Painting a picture of the current global economic climate is a complex venture, but Reva Goujon, director at Rhodium Group, leveraged her vast geopolitical expertise to do so at NAIOP’s Chapter Leadership and Legislative Retreat this week in Washington, D.C.
“First – catch your breath!” Goujon said at the start of her remarks, pointing out that 2022 created a cocktail of inflationary drivers, including:
- The land war in Europe, which caused a surge in food and energy prices.
- Tightening monetary policy (“How is the Fed going to land this plane?” she asked).
- A still-tight labor market (“There are nearly twice as many job openings as eligible workers,” Goujon noted).
- The U.S.’s “next-level” financial sanctions against Russia and tech controls against China.
- China ending its “zero-COVID” policy with a bang, among other factors.
Competing inflationary and deflationary forces are also confounding the major central banks, said Goujon. On the inflationary side, they’re seeing aging demographics, the energy transition, reorganization of global trade, and competition for power. On the deflationary side are China’s structural slowdown and disruptions in tech innovation.

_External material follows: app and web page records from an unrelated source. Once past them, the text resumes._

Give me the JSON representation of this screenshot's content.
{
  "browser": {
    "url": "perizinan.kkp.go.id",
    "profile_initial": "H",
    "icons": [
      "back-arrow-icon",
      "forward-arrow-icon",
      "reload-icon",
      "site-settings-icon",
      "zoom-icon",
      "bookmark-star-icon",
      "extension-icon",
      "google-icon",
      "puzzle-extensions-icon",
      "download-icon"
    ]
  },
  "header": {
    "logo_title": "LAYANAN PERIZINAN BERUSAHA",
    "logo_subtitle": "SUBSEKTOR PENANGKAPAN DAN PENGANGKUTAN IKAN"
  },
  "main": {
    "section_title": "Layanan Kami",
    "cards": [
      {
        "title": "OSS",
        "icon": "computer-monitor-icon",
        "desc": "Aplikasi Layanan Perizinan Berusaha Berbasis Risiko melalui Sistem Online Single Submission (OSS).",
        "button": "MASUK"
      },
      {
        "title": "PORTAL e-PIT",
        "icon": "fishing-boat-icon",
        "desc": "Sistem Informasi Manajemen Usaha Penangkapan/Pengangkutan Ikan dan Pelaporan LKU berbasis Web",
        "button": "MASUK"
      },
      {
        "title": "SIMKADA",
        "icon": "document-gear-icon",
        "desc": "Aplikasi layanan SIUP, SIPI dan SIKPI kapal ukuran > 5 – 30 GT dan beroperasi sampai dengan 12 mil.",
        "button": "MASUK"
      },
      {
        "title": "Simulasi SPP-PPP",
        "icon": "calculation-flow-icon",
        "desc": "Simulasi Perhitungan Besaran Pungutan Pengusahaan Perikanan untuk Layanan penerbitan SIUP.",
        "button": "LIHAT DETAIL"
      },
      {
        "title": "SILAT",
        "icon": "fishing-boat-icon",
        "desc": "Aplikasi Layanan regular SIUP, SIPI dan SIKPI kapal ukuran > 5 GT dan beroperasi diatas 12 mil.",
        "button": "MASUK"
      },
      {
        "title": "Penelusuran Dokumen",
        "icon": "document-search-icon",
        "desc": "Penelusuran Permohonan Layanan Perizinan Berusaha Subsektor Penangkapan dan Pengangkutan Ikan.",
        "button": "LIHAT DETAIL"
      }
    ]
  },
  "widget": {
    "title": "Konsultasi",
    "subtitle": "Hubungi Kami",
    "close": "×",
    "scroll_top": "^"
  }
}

Unfortunately, there seems to be no quick fix to the labor shortfalls, though labor shortages and upward pressure on wages have intensified industry calls for pragmatic immigration reform, Goujon said. She added that while inbound flows of foreign workers declined significantly between 2016 and 2020 due to immigration and travel restrictions, levels are starting to recover to pre-pandemic levels.

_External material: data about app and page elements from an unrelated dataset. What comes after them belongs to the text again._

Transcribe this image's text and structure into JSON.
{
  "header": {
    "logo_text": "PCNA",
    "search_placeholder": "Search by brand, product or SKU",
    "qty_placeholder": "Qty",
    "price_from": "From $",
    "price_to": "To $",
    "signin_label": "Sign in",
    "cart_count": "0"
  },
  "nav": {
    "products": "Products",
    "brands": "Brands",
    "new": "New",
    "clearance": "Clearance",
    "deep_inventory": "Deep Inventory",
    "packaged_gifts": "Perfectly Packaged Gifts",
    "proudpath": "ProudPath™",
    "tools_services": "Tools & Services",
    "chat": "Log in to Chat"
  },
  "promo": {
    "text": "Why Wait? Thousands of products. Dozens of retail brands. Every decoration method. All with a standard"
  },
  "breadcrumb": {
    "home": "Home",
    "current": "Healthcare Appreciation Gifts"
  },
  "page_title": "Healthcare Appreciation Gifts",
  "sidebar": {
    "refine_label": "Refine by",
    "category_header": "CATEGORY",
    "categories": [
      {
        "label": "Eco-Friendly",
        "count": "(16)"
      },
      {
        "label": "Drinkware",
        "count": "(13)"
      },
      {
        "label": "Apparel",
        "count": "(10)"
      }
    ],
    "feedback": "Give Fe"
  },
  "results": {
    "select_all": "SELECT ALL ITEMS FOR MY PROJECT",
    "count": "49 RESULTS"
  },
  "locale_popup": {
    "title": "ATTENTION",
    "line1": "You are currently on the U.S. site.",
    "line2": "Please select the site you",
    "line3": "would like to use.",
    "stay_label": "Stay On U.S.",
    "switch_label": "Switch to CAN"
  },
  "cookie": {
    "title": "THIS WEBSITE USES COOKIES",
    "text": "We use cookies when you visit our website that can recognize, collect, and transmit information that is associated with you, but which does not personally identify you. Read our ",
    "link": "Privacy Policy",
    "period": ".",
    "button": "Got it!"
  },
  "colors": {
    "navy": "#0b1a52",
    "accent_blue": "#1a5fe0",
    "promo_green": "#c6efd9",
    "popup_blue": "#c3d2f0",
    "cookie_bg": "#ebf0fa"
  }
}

In China, the aging population is now a major drag on the country’s growth, with implications for the global economy. “However, markets are still expecting heroic growth from China,” said Goujon. The International Monetary Fund (IMF) assumption of 5.2% growth in China (compared to China’s own 5.5% estimate) implies China will be responsible for about 30% of global growth in 2023. However, there are major headwinds to labor, capital and productivity that cannot be easily reversed.

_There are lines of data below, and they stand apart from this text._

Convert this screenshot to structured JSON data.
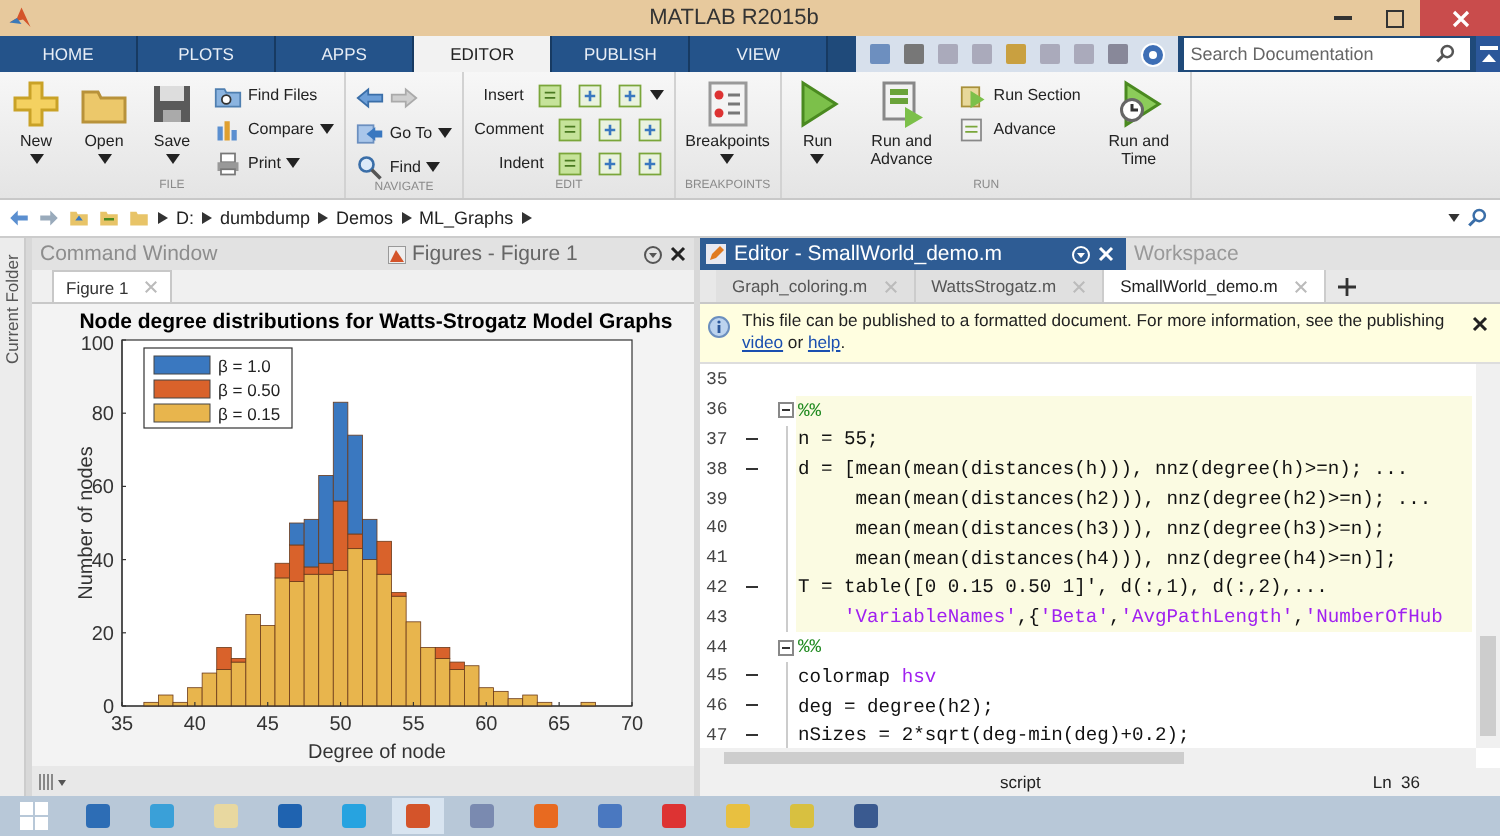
{
  "window": {
    "title": "MATLAB R2015b"
  },
  "ribbon_tabs": [
    {
      "label": "HOME",
      "selected": false
    },
    {
      "label": "PLOTS",
      "selected": false
    },
    {
      "label": "APPS",
      "selected": false
    },
    {
      "label": "EDITOR",
      "selected": true
    },
    {
      "label": "PUBLISH",
      "selected": false
    },
    {
      "label": "VIEW",
      "selected": false
    }
  ],
  "search": {
    "placeholder": "Search Documentation"
  },
  "ribbon_groups": [
    {
      "title": "FILE",
      "items": [
        {
          "kind": "large",
          "label": "New",
          "dropdown": true
        },
        {
          "kind": "large",
          "label": "Open",
          "dropdown": true
        },
        {
          "kind": "large",
          "label": "Save",
          "dropdown": true
        },
        {
          "kind": "small",
          "label": "Find Files",
          "dropdown": false
        },
        {
          "kind": "small",
          "label": "Compare",
          "dropdown": true
        },
        {
          "kind": "small",
          "label": "Print",
          "dropdown": true
        }
      ]
    },
    {
      "title": "NAVIGATE",
      "items": [
        {
          "kind": "small",
          "dropdown": false
        },
        {
          "kind": "small",
          "label": "Go To",
          "dropdown": true
        },
        {
          "kind": "small",
          "label": "Find",
          "dropdown": true
        }
      ]
    },
    {
      "title": "EDIT",
      "items": [
        {
          "kind": "small",
          "label": "Insert",
          "dropdown": true
        },
        {
          "kind": "small",
          "label": "Comment",
          "dropdown": false
        },
        {
          "kind": "small",
          "label": "Indent",
          "dropdown": false
        }
      ]
    },
    {
      "title": "BREAKPOINTS",
      "items": [
        {
          "kind": "large",
          "label": "Breakpoints",
          "dropdown": true
        }
      ]
    },
    {
      "title": "RUN",
      "items": [
        {
          "kind": "large",
          "label": "Run",
          "dropdown": true
        },
        {
          "kind": "large",
          "label": "Run and Advance",
          "dropdown": false
        },
        {
          "kind": "small",
          "label": "Run Section",
          "dropdown": false
        },
        {
          "kind": "small",
          "label": "Advance",
          "dropdown": false
        },
        {
          "kind": "large",
          "label": "Run and Time",
          "dropdown": false
        }
      ]
    }
  ],
  "path_bar": {
    "crumbs": [
      "D:",
      "dumbdump",
      "Demos",
      "ML_Graphs"
    ]
  },
  "side_strip": {
    "label": "Current Folder"
  },
  "left_panel": {
    "tabs": [
      {
        "label": "Command Window",
        "selected": false
      },
      {
        "label": "Figures - Figure 1",
        "selected": true
      }
    ],
    "figure_tab": "Figure 1",
    "chart_data": {
      "type": "bar",
      "title": "Node degree distributions for Watts-Strogatz Model Graphs",
      "xlabel": "Degree of node",
      "ylabel": "Number of nodes",
      "x": [
        37,
        38,
        39,
        40,
        41,
        42,
        43,
        44,
        45,
        46,
        47,
        48,
        49,
        50,
        51,
        52,
        53,
        54,
        55,
        56,
        57,
        58,
        59,
        60,
        61,
        62,
        63,
        64,
        67
      ],
      "series": [
        {
          "name": "β = 1.0",
          "color": "#3a78c0",
          "values": [
            0,
            0,
            0,
            0,
            0,
            0,
            0,
            0,
            0,
            0,
            6,
            13,
            24,
            27,
            27,
            11,
            0,
            0,
            0,
            0,
            0,
            0,
            0,
            0,
            0,
            0,
            0,
            0,
            0
          ]
        },
        {
          "name": "β = 0.50",
          "color": "#d9622b",
          "values": [
            0,
            0,
            0,
            0,
            0,
            6,
            1,
            0,
            0,
            4,
            10,
            2,
            3,
            19,
            4,
            0,
            9,
            1,
            0,
            0,
            3,
            2,
            0,
            0,
            0,
            0,
            0,
            0,
            0
          ]
        },
        {
          "name": "β = 0.15",
          "color": "#e8b54d",
          "values": [
            1,
            3,
            1,
            5,
            9,
            10,
            12,
            25,
            22,
            35,
            34,
            36,
            36,
            37,
            43,
            40,
            36,
            30,
            23,
            16,
            13,
            10,
            11,
            5,
            4,
            2,
            3,
            1,
            1
          ]
        }
      ],
      "xlim": [
        35,
        70
      ],
      "ylim": [
        0,
        100
      ],
      "xticks": [
        35,
        40,
        45,
        50,
        55,
        60,
        65,
        70
      ],
      "yticks": [
        0,
        20,
        40,
        60,
        80,
        100
      ],
      "stacked": true,
      "legend": true
    }
  },
  "editor": {
    "title": "Editor - SmallWorld_demo.m",
    "other_panel": "Workspace",
    "tabs": [
      {
        "label": "Graph_coloring.m",
        "selected": false
      },
      {
        "label": "WattsStrogatz.m",
        "selected": false
      },
      {
        "label": "SmallWorld_demo.m",
        "selected": true
      }
    ],
    "notice": [
      {
        "text": "This file can be published to a formatted document. For more information, see the publishing ",
        "link": false
      },
      {
        "text": "video",
        "link": true
      },
      {
        "text": " or ",
        "link": false
      },
      {
        "text": "help",
        "link": true
      },
      {
        "text": ".",
        "link": false
      }
    ],
    "lines": [
      {
        "number": "35",
        "executable": false,
        "fold": false,
        "in_cell": false
      },
      {
        "number": "36",
        "executable": false,
        "fold": true,
        "in_cell": true,
        "segments": [
          {
            "kind": "comment",
            "text": "%%"
          }
        ]
      },
      {
        "number": "37",
        "executable": true,
        "fold": false,
        "in_cell": true,
        "segments": [
          {
            "kind": "plain",
            "text": "n = 55;"
          }
        ]
      },
      {
        "number": "38",
        "executable": true,
        "fold": false,
        "in_cell": true,
        "segments": [
          {
            "kind": "plain",
            "text": "d = [mean(mean(distances(h))), nnz(degree(h)>=n); ..."
          }
        ]
      },
      {
        "number": "39",
        "executable": false,
        "fold": false,
        "in_cell": true,
        "segments": [
          {
            "kind": "plain",
            "text": "     mean(mean(distances(h2))), nnz(degree(h2)>=n); ..."
          }
        ]
      },
      {
        "number": "40",
        "executable": false,
        "fold": false,
        "in_cell": true,
        "segments": [
          {
            "kind": "plain",
            "text": "     mean(mean(distances(h3))), nnz(degree(h3)>=n);"
          }
        ]
      },
      {
        "number": "41",
        "executable": false,
        "fold": false,
        "in_cell": true,
        "segments": [
          {
            "kind": "plain",
            "text": "     mean(mean(distances(h4))), nnz(degree(h4)>=n)];"
          }
        ]
      },
      {
        "number": "42",
        "executable": true,
        "fold": false,
        "in_cell": true,
        "segments": [
          {
            "kind": "plain",
            "text": "T = table([0 0.15 0.50 1]', d(:,1), d(:,2),..."
          }
        ]
      },
      {
        "number": "43",
        "executable": false,
        "fold": false,
        "in_cell": true,
        "segments": [
          {
            "kind": "string",
            "text": "    'VariableNames'"
          },
          {
            "kind": "plain",
            "text": ",{"
          },
          {
            "kind": "string",
            "text": "'Beta'"
          },
          {
            "kind": "plain",
            "text": ","
          },
          {
            "kind": "string",
            "text": "'AvgPathLength'"
          },
          {
            "kind": "plain",
            "text": ","
          },
          {
            "kind": "string",
            "text": "'NumberOfHub"
          }
        ]
      },
      {
        "number": "44",
        "executable": false,
        "fold": true,
        "in_cell": false,
        "segments": [
          {
            "kind": "comment",
            "text": "%%"
          }
        ]
      },
      {
        "number": "45",
        "executable": true,
        "fold": false,
        "in_cell": false,
        "segments": [
          {
            "kind": "plain",
            "text": "colormap "
          },
          {
            "kind": "string",
            "text": "hsv"
          }
        ]
      },
      {
        "number": "46",
        "executable": true,
        "fold": false,
        "in_cell": false,
        "segments": [
          {
            "kind": "plain",
            "text": "deg = degree(h2);"
          }
        ]
      },
      {
        "number": "47",
        "executable": true,
        "fold": false,
        "in_cell": false,
        "segments": [
          {
            "kind": "plain",
            "text": "nSizes = 2*sqrt(deg-min(deg)+0.2);"
          }
        ]
      }
    ]
  },
  "status_bar": {
    "mode": "script",
    "position": "Ln  36"
  }
}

“The property sector specifically will be even weaker in 2023,” said Goujon. “New starts are already 46% down year-on-year. Land sales are down 57%.” The property sector alone in China can account for around 25% of GDP, “and it’s falling off a cliff right now.”
The economic models already built at major institutions like the IMF, Goujon said, haven’t caught up to this reality yet.
“We’re in kind of a scary period where a lot of companies will base their own projections off of these institutional projections, but they’re not fully taking into account what is happening in China, and as a huge force between 30-40% of growth in the world, that’s going to matter.”
For now, the U.S. sees China’s weakness as an opportunity, Goujon said, and China remains highly vulnerable to U.S.-led tech and financial restrictions. But a battle over economic sovereignty is building, testing Beijing’s restraint.
A bright spot among the gloom: tech innovation can have an explosive impact on productivity and in bringing down costs, though it takes time to see those big spurts of innovation bleed through industry, said Goujon.
“The future of biomanufacturing in particular I think is really exciting,” she said. Breweries, for example, might be adapted to expand biomanufacturing capacity. “We’re getting creative here,” Goujon said. Creativity might be just what we need to prepare for what’s ahead in 2023.